Summer Weather in Tenerife: June – September
From June until September, sees average high temperatures rising through the mid-twenties to a peak of 28°C in July, August and September. Night time temperatures are cooler, but stay in the high teens to early twenties so air-conditioning is a good idea, though the steady trade winds ensure that the heat rarely becomes uncomfortable, and you can always take a siesta or dive in the sea if it gets a bit too hot. As Tenerife is in the North Atlantic, the water temperature does not reach the highs seen around Mediterranean holiday resorts, but it is still plenty warm enough for swimming, sitting in the low twenties for the entire season.
Sunshine levels are good throughout the summer, with nine hours per day for the first three months of the season and eight hours in September. Rainfall is minimal. Prolonged periods of drought have been known to result in forest fires that spread rapidly through the dry vegetation. Fuelling the spread of these fires is the strong wind. On the odd occasion Tenerife is visited by the sirocco: a wind that originates in the Sahara and can cause clouds of sand and dust. If the sirocco blows, south Tenerife can see temperatures in the mid-thirties.
In October and November, is still hot but does see an increase in rainfall. The average high temperature decreases to 27°C in October and to 25°C in November. The sea temperature stays about the same and sunshine levels remain good at around six or seven hours per day. While rainfall does increase, showers are usually short-lived. Tenerife sees fewer visitors at this time of year so if you don’t like crowds this is a great time to come.
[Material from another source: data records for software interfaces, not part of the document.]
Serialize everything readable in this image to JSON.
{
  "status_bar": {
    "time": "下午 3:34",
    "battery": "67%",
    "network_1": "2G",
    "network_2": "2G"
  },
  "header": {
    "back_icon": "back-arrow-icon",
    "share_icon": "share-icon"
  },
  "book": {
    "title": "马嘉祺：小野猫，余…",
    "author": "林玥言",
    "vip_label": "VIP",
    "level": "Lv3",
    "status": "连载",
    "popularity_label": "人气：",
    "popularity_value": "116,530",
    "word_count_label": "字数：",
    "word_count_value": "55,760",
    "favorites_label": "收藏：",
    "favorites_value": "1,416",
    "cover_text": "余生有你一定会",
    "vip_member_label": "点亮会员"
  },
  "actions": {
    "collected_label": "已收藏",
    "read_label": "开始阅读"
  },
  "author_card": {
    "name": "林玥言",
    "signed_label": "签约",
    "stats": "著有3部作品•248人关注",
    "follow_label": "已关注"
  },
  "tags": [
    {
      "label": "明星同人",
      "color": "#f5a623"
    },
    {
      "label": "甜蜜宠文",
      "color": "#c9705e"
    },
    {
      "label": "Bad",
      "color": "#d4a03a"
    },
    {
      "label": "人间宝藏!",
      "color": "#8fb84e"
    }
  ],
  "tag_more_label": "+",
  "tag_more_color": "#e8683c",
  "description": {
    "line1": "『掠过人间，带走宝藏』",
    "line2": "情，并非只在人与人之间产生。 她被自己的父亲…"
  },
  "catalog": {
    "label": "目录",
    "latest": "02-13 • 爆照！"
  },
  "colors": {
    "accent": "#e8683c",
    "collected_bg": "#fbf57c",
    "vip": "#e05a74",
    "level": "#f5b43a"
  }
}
From December until February, is very warm but sometimes quite wet. January is the coolest month in the year but still sees an average high temperature of 20°C. Most people would consider this warm enough to lie on the beach, especially if you’re from northern Europe and have a tendency to be rather optimistic about these things. On some days it can get up into the mid-twenties but this is not to be relied upon. Night times are cooler, getting down to an average low of 14°C, so a few extra layers are necessary. Rainfall is higher in this season. Light showers and the odd stormy day occur but are infrequent, and poor weather conditions rarely last for long. Sunshine levels remain good between 6 and 7 hours per day for the season, and the sea is still warm enough for swimming.
Again, these weather conditions are actually on par with many locations in northern Europe in midsummer, so if you’re trying to escape the cold and grey of a northern European winter, Tenerife is clearly an option. It should be noted that the UK receives a single hour of sunshine per day in December. This has made Tenerife exceptionally popular as a Christmas getaway. Winter is Tenerife’s other high season and sees the island visited by family groups.
From March till May, sees the temperature creeping back up to 22°C with some sunny days reaching into the high twenties. However, cool winds can force the temperature back down into the teens. Night times remain mild, at around 16°C, so don’t forget to pack a jumper. Rainfall rapidly decreases and sunshine levels creep up, reaching an average of eight hours per day in May. This is a fantastic time to visit the island when the summer crowds are yet to arrive and the island is in full bloom following the winter rains.